New Delhi: India has raised the stakes in an ongoing trade battle with the US at the World Trade Organization (WTO) by rolling out an ambitious campaign to promote solar energy through the Indian Army and central public sector units (CPSUs)—providing them with grants on the condition that they source equipment from domestic manufacturers.
Even Indian Railways may be enlisted in the campaign at a future date.
According to the plan, reviewed by Mint, the government will provide financial support of up to Rs.1 crore per megawatt (MW) to the implementing agency for setting up large solar capacities by placing orders with domestic manufacturers. While the government has termed the scheme “WTO-compliant”, it comes in the backdrop of the Geneva-based global body setting up a dispute settlement panel to hear a complaint by the US against India’s domestic content requirements under the country’s solar power programme.
Piyush Goyal, India’s minister in charge of power, coal, and new and renewable energy, told Parliament on 6 August that to promote domestic solar manufacturers, the defence sector and government companies would set up solar projects totalling 1,000MW each, with the tender conditions stating that only Indian firms could participate in the tender.
Goyal, who spoke amid a controversy over India’s stand on food security at WTO, went on to add that the solar scheme was “WTO-compliant”.
To start with, the government plans to provide viability gap funding (VGF) of Rs.1,000 crore for setting up grid-connected solar projects of 1,000MW capacity by the Indian Army, which would provide electricity to one of the largest consumers in the country at a tariff of Rs.5.50 per unit.
Also, the government plans to give VGF—financial grants offered to projects that are important but may not be immediately viable financially—to CPSUs such as NTPC Ltd and NHPC Ltd for setting up another 1,000MW capacity.
The cabinet will shortly take up the proposals for consideration. This is in addition to state-owned NTPC’s tender for setting up a 1,000MW capacity by using solar cells and modules made in India.
“Meetings have already been held for VGF to CPSUs for setting up solar projects,” said a senior government official, requesting anonymity.
According to government documents reviewed by Mint, “It is proposed to provide a viability gap funding through Solar Energy Corporation of India (SECI) at a fixed rate of Rs.1 crore per MW for projects where domestically produced cells, modules and inverters have been used, and Rs.50 lakh per MW would be provided in cases where domestically produced modules and inverters have been used.”
It requires an investment of around Rs.8 crore per MW for setting up solar photovoltaic power projects.
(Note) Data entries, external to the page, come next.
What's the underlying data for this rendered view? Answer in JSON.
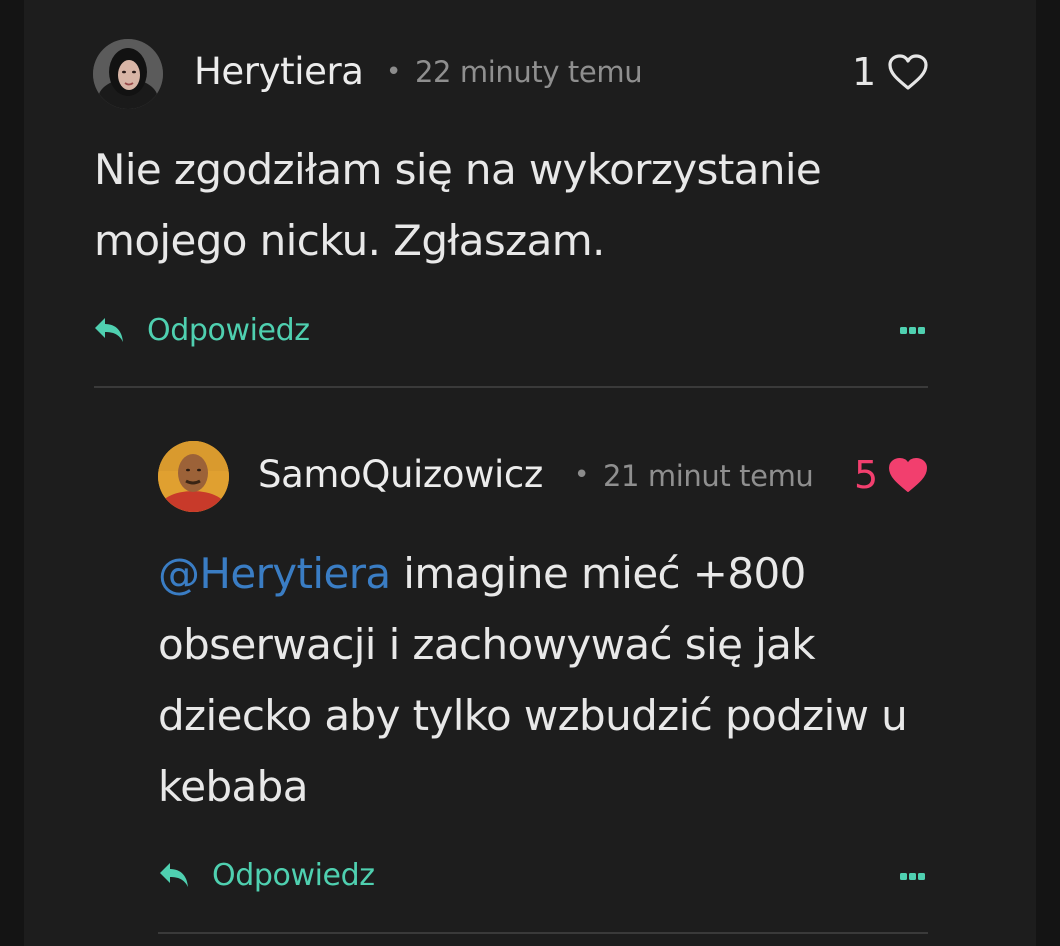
{
  "comments": [
    {
      "author": "Herytiera",
      "separator": "•",
      "time": "22 minuty temu",
      "likes": "1",
      "liked": false,
      "text_lines": [
        "Nie zgodziłam się na wykorzystanie",
        "mojego nicku. Zgłaszam."
      ],
      "reply_label": "Odpowiedz",
      "reply_icon": "reply-arrow-icon",
      "more_icon": "more-dots-icon"
    },
    {
      "author": "SamoQuizowicz",
      "separator": "•",
      "time": "21 minut temu",
      "likes": "5",
      "liked": true,
      "mention": "@Herytiera",
      "text_line1_rest": " imagine mieć +800",
      "text_lines_rest": [
        "obserwacji i zachowywać się jak",
        "dziecko aby tylko wzbudzić podziw u",
        "kebaba"
      ],
      "reply_label": "Odpowiedz",
      "reply_icon": "reply-arrow-icon",
      "more_icon": "more-dots-icon"
    }
  ],
  "colors": {
    "background": "#1d1d1d",
    "accent": "#4fd0b0",
    "mention": "#3a7dc4",
    "liked_heart": "#f23f6e",
    "text": "#e8e8e8",
    "muted": "#8f8f8f"
  }
}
Of India’s installed power generation capacity of 250,257MW, only around 13%, or 31,692.14MW, is fuelled by renewable energy sources such as wind and solar.
“There is a clause in WTO that domestic equipment can be used for security requirements as the defence establishment would not like foreign equipment. We are using this provision. Also, in WTO, there is a provision which states that government can do domestic procurement for its own requirement, so we came up with the idea of procurement by CPSUs. Both of these sourcing are WTO-compliant. This is the strategy behind this. We are also planning to bring the Indian Railways onboard,” said a second government official, who too did not wish to be identified.
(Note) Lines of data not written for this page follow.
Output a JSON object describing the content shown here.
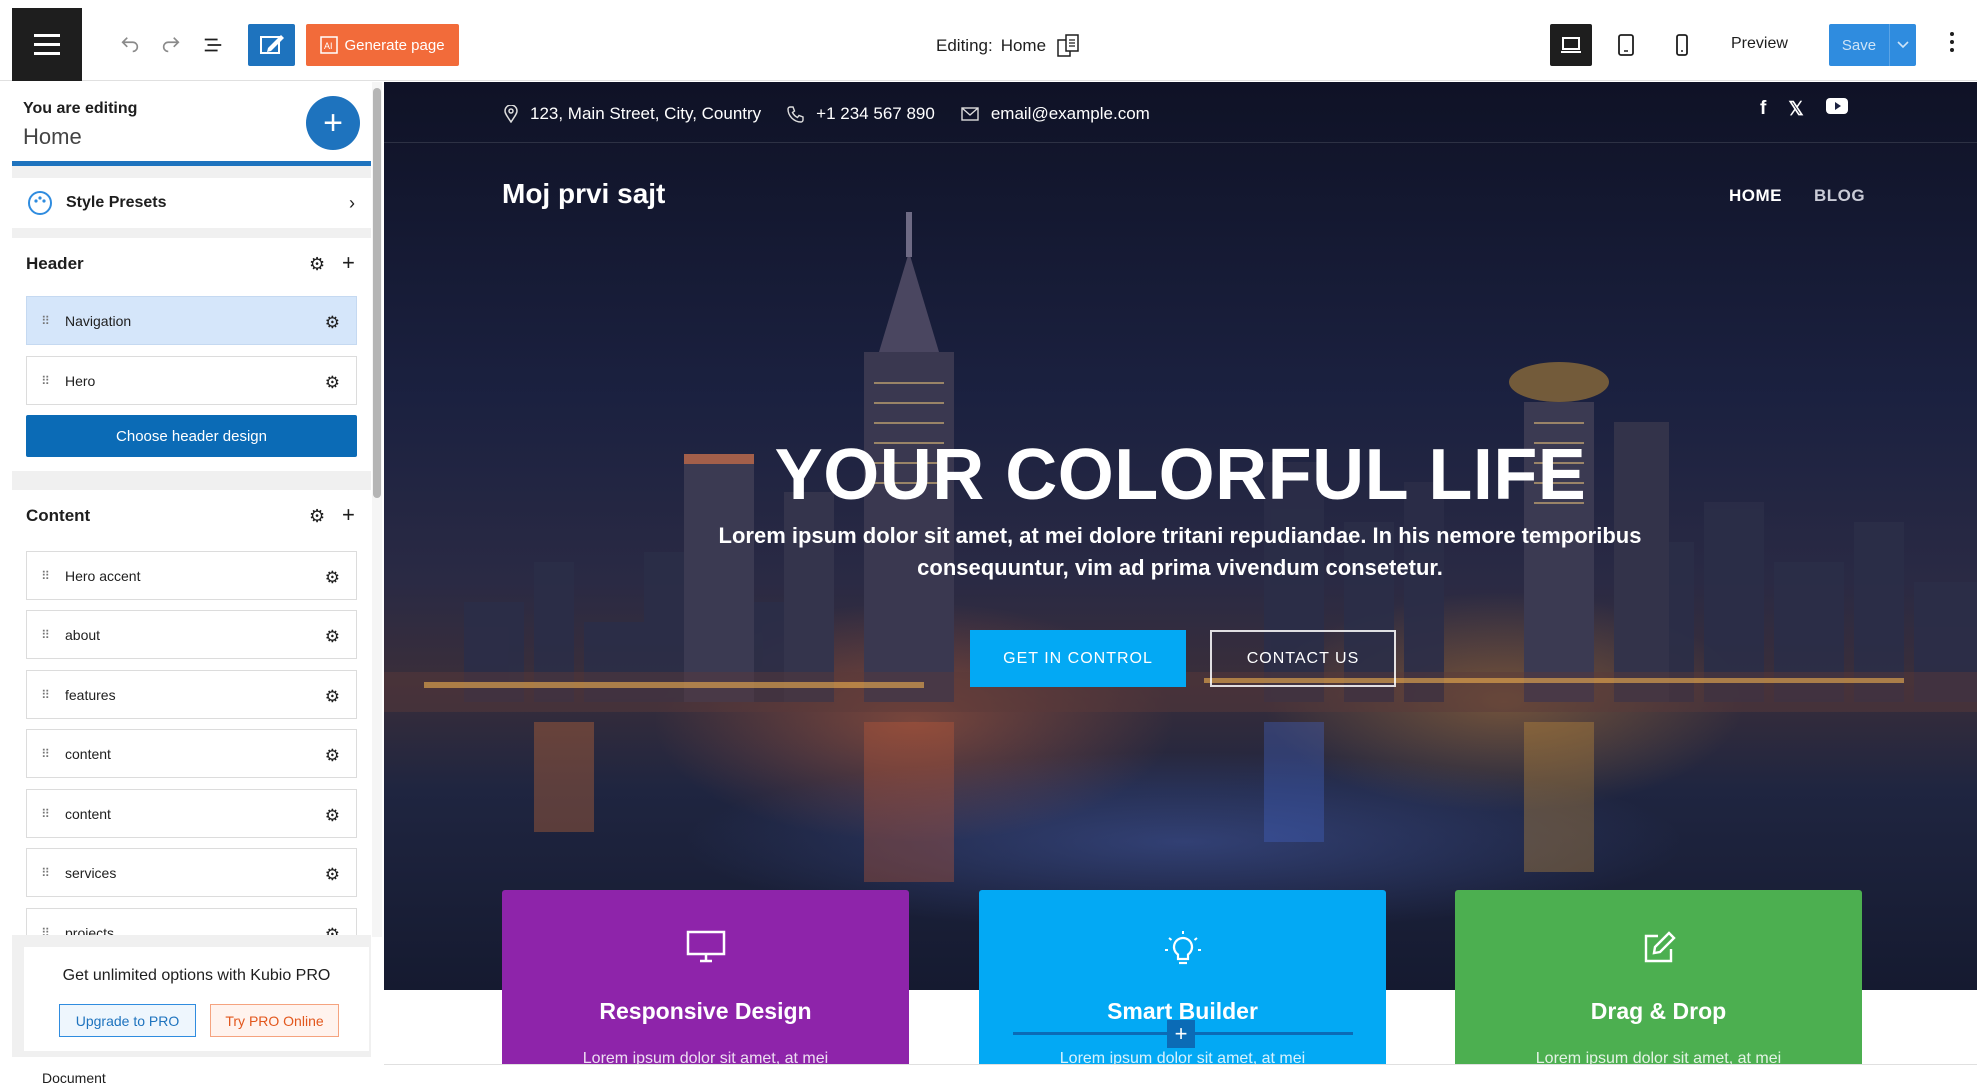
{
  "toolbar": {
    "generate_label": "Generate page",
    "editing_label": "Editing:",
    "editing_page": "Home",
    "preview_label": "Preview",
    "save_label": "Save"
  },
  "sidebar": {
    "editing_label": "You are editing",
    "page_name": "Home",
    "style_presets": "Style Presets",
    "header_section": {
      "title": "Header",
      "items": [
        {
          "label": "Navigation"
        },
        {
          "label": "Hero"
        }
      ],
      "choose_label": "Choose header design"
    },
    "content_section": {
      "title": "Content",
      "items": [
        {
          "label": "Hero accent"
        },
        {
          "label": "about"
        },
        {
          "label": "features"
        },
        {
          "label": "content"
        },
        {
          "label": "content"
        },
        {
          "label": "services"
        },
        {
          "label": "projects"
        }
      ]
    },
    "promo": {
      "text": "Get unlimited options with Kubio PRO",
      "upgrade_label": "Upgrade to PRO",
      "try_label": "Try PRO Online"
    },
    "document_label": "Document"
  },
  "site": {
    "address": "123, Main Street, City, Country",
    "phone": "+1 234 567 890",
    "email": "email@example.com",
    "logo": "Moj prvi sajt",
    "nav": {
      "home": "HOME",
      "blog": "BLOG"
    },
    "hero_title": "YOUR COLORFUL LIFE",
    "hero_subtitle": "Lorem ipsum dolor sit amet, at mei dolore tritani repudiandae. In his nemore temporibus consequuntur, vim ad prima vivendum consetetur.",
    "cta_primary": "GET IN CONTROL",
    "cta_secondary": "CONTACT US",
    "cards": [
      {
        "title": "Responsive Design",
        "body": "Lorem ipsum dolor sit amet, at mei",
        "color": "#8e24aa",
        "icon": "monitor-icon"
      },
      {
        "title": "Smart Builder",
        "body": "Lorem ipsum dolor sit amet, at mei",
        "color": "#03a9f4",
        "icon": "lightbulb-icon"
      },
      {
        "title": "Drag & Drop",
        "body": "Lorem ipsum dolor sit amet, at mei",
        "color": "#4caf50",
        "icon": "edit-icon"
      }
    ]
  },
  "colors": {
    "accent_blue": "#1e73be",
    "generate_orange": "#f26b3a",
    "cta_blue": "#03a9f4"
  }
}
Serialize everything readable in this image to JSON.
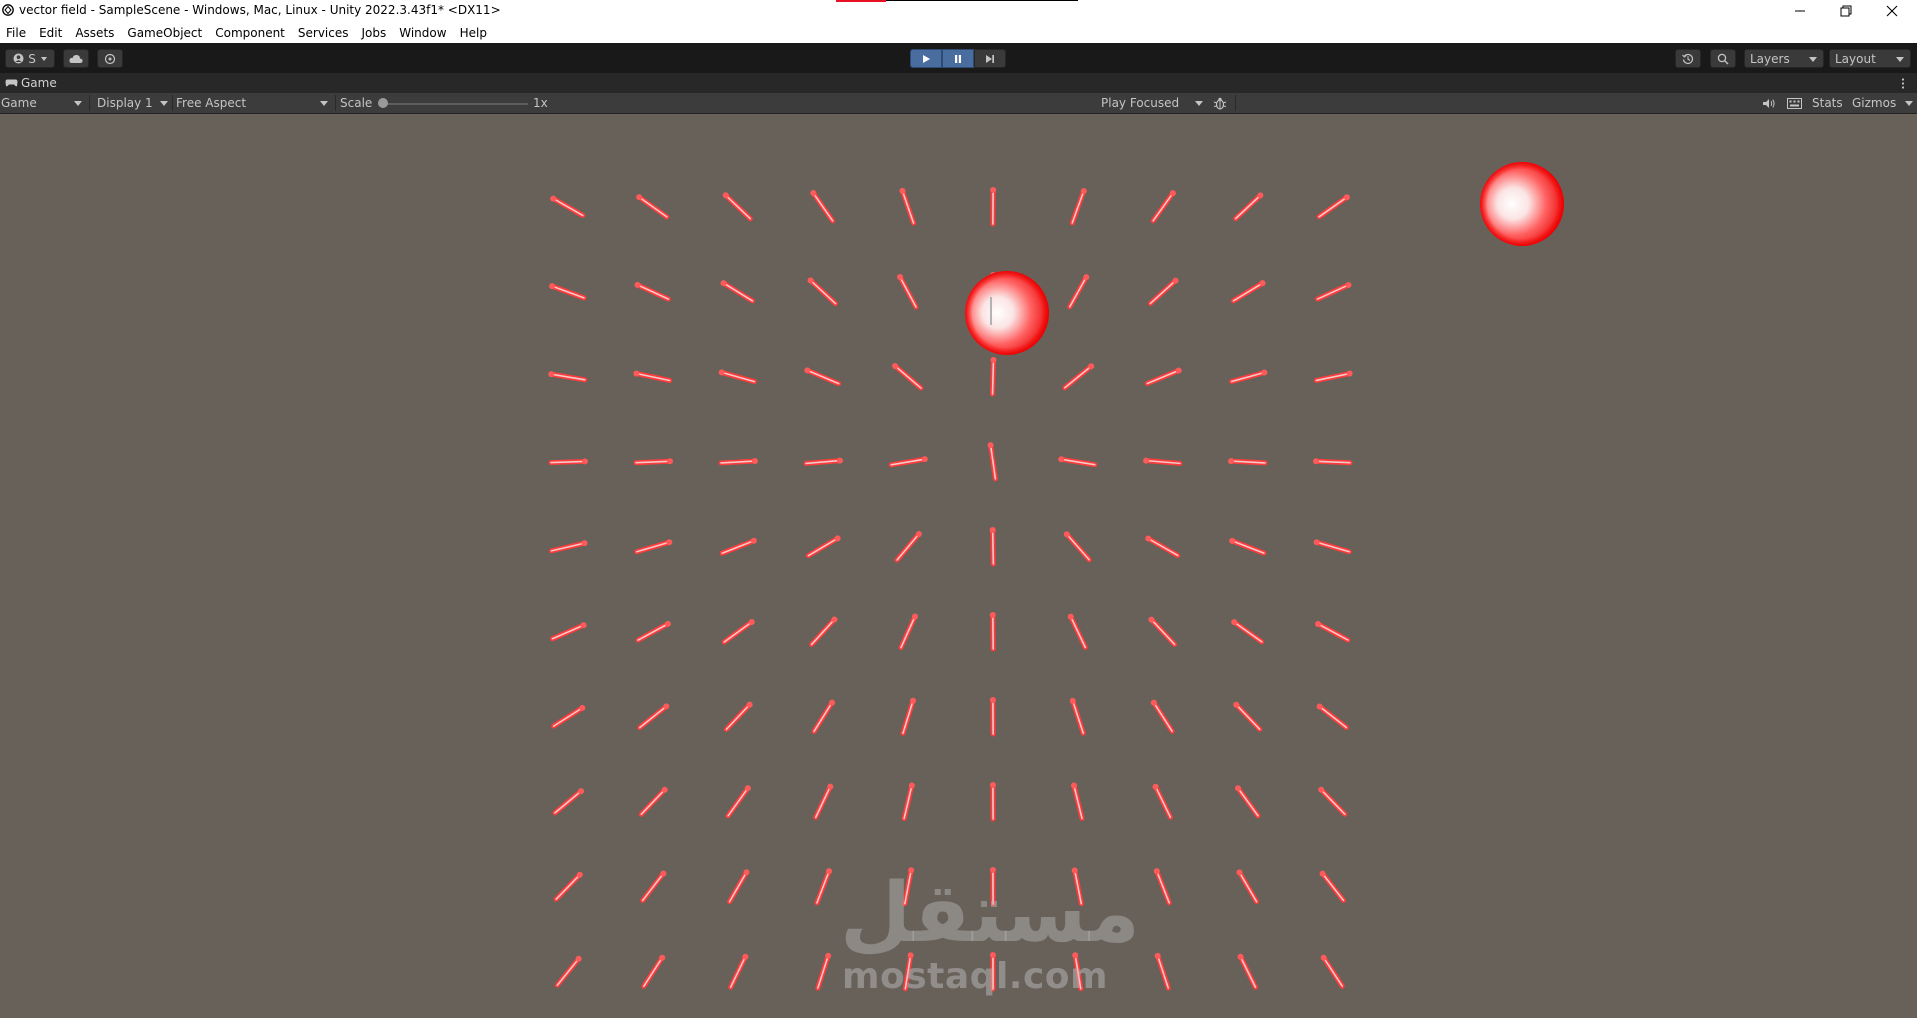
{
  "window": {
    "title": "vector field - SampleScene - Windows, Mac, Linux - Unity 2022.3.43f1* <DX11>",
    "minimize_icon": "minimize-icon",
    "maximize_icon": "restore-icon",
    "close_icon": "close-icon"
  },
  "menu": {
    "items": [
      "File",
      "Edit",
      "Assets",
      "GameObject",
      "Component",
      "Services",
      "Jobs",
      "Window",
      "Help"
    ]
  },
  "toolbar": {
    "account_label": "S",
    "cloud_icon": "cloud-icon",
    "collab_icon": "collab-icon",
    "play_icon": "play-icon",
    "pause_icon": "pause-icon",
    "step_icon": "step-icon",
    "history_icon": "history-icon",
    "search_icon": "search-icon",
    "layers_label": "Layers",
    "layout_label": "Layout",
    "play_active_color": "#4a6da0"
  },
  "game_view": {
    "tab_label": "Game",
    "view_mode": "Game",
    "display": "Display 1",
    "aspect": "Free Aspect",
    "scale_label": "Scale",
    "scale_value": "1x",
    "play_mode": "Play Focused",
    "stats_label": "Stats",
    "gizmos_label": "Gizmos",
    "background_color": "#68615a",
    "arrow_color": "#ff3b3b",
    "sphere_color": "#ff0000"
  },
  "scene": {
    "sphere_count": 2,
    "grid_rows": 10,
    "grid_cols": 10
  },
  "watermark": {
    "arabic": "مستقل",
    "latin": "mostaql.com"
  }
}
He admitted that there might be issues later but as far as India is concerned, these schemes are WTO-compliant.
“There are essentially three alternatives that have been considered for setting up large solar capacities in the country. They are bundling, VGF and generation-based incentives,” added the first government official quoted above.
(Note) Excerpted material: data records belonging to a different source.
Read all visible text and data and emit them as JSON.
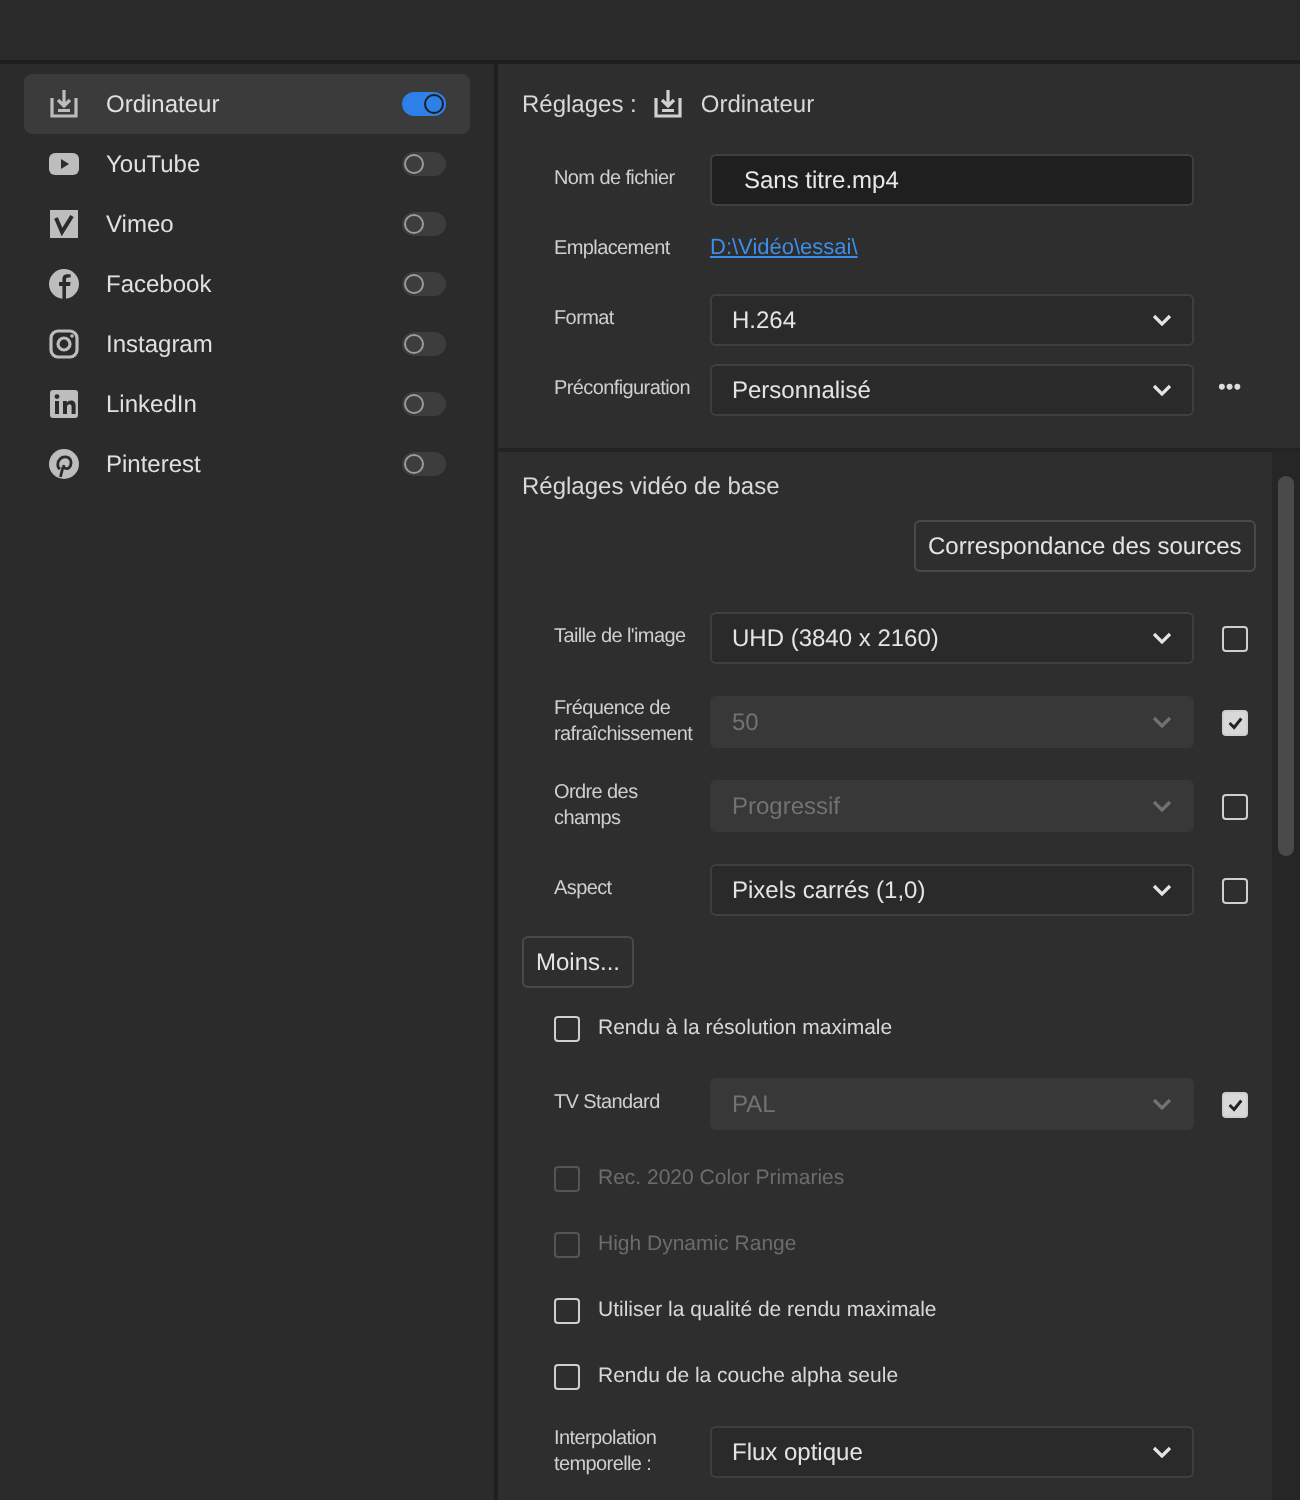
{
  "destinations": [
    {
      "label": "Ordinateur",
      "selected": true,
      "on": true
    },
    {
      "label": "YouTube",
      "selected": false,
      "on": false
    },
    {
      "label": "Vimeo",
      "selected": false,
      "on": false
    },
    {
      "label": "Facebook",
      "selected": false,
      "on": false
    },
    {
      "label": "Instagram",
      "selected": false,
      "on": false
    },
    {
      "label": "LinkedIn",
      "selected": false,
      "on": false
    },
    {
      "label": "Pinterest",
      "selected": false,
      "on": false
    }
  ],
  "settings": {
    "title": "Réglages :",
    "target": "Ordinateur",
    "fields": [
      {
        "kind": "input",
        "label": "Nom de fichier",
        "value": "Sans titre.mp4"
      },
      {
        "kind": "link",
        "label": "Emplacement",
        "value": "D:\\Vidéo\\essai\\"
      },
      {
        "kind": "select",
        "label": "Format",
        "value": "H.264"
      },
      {
        "kind": "select",
        "label": "Préconfiguration",
        "value": "Personnalisé",
        "more": "•••"
      }
    ]
  },
  "video": {
    "title": "Réglages vidéo de base",
    "match_button": "Correspondance des sources",
    "rows": [
      {
        "kind": "select",
        "label": "Taille de l'image",
        "value": "UHD (3840 x 2160)",
        "disabled": false,
        "checked": false
      },
      {
        "kind": "select",
        "label": "Fréquence de rafraîchissement",
        "value": "50",
        "disabled": true,
        "checked": true
      },
      {
        "kind": "select",
        "label": "Ordre des champs",
        "value": "Progressif",
        "disabled": true,
        "checked": false
      },
      {
        "kind": "select",
        "label": "Aspect",
        "value": "Pixels carrés (1,0)",
        "disabled": false,
        "checked": false
      },
      {
        "kind": "button",
        "label": "Moins..."
      },
      {
        "kind": "checkbox",
        "label": "Rendu à la résolution maximale",
        "disabled": false,
        "checked": false
      },
      {
        "kind": "select",
        "label": "TV Standard",
        "value": "PAL",
        "disabled": true,
        "checked": true
      },
      {
        "kind": "checkbox",
        "label": "Rec. 2020 Color Primaries",
        "disabled": true,
        "checked": false
      },
      {
        "kind": "checkbox",
        "label": "High Dynamic Range",
        "disabled": true,
        "checked": false
      },
      {
        "kind": "checkbox",
        "label": "Utiliser la qualité de rendu maximale",
        "disabled": false,
        "checked": false
      },
      {
        "kind": "checkbox",
        "label": "Rendu de la couche alpha seule",
        "disabled": false,
        "checked": false
      },
      {
        "kind": "select",
        "label": "Interpolation temporelle :",
        "value": "Flux optique",
        "disabled": false
      }
    ]
  }
}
India launched the Jawaharlal Nehru National Solar Mission in 2010, which plans to add 20,000MW of grid-connected solar power to the country’s energy mix by 2022 in three phases.
In the first phase (up to 2012-13), 1,684MW of grid-connected solar power was added and sold through bundling with thermal power through NTPC Vidyut Vyapar Nigam Ltd to reduce the average per unit cost of solar power. In the second phase (2013-17), the plan is to add capacity through the VGF route.
However, the US complained about India’s domestic content requirements under its solar energy programme for solar cells and solar modules, and approached WTO against India’s policy.
India’s National Action Plan on Climate Change recommends that the country generate 10% of its power production from solar, wind, hydropower and other renewable sources by 2015, and 15% by 2020.
“With sound policy and implementation, solar and wind energy could reduce our import bills, and bring new economic activity at a scale that is not even thinkable. Job creation in this sector is much needed. Renewable energy has the capacity to boost economic activities in rural India, thus creating many more jobs than just job creation specific to the renewables sector,” said Suresh Prabhu, former Union power minister.
The Bharatiya Janata Party, which leads the new government, made energy security a part of its poll plank. India, which is dependent on imports to meet its energy needs, has an energy import bill of around $150 billion. This is expected to reach $300 billion by 2030, requiring a $3.6 trillion payout by 2030. The government’s energy security plans include harnessing renewable sources such as solar energy, biomass and wind power along with coal, gas, hydropower and nuclear power to usher in an “energy revolution” in the country.
This year’s Union budget unveiled a detailed roadmap for harnessing India’s renewable energy resources and provided excise duty exemptions for raw materials for solar and wind power projects.
Nikita Mehta contributed to this story.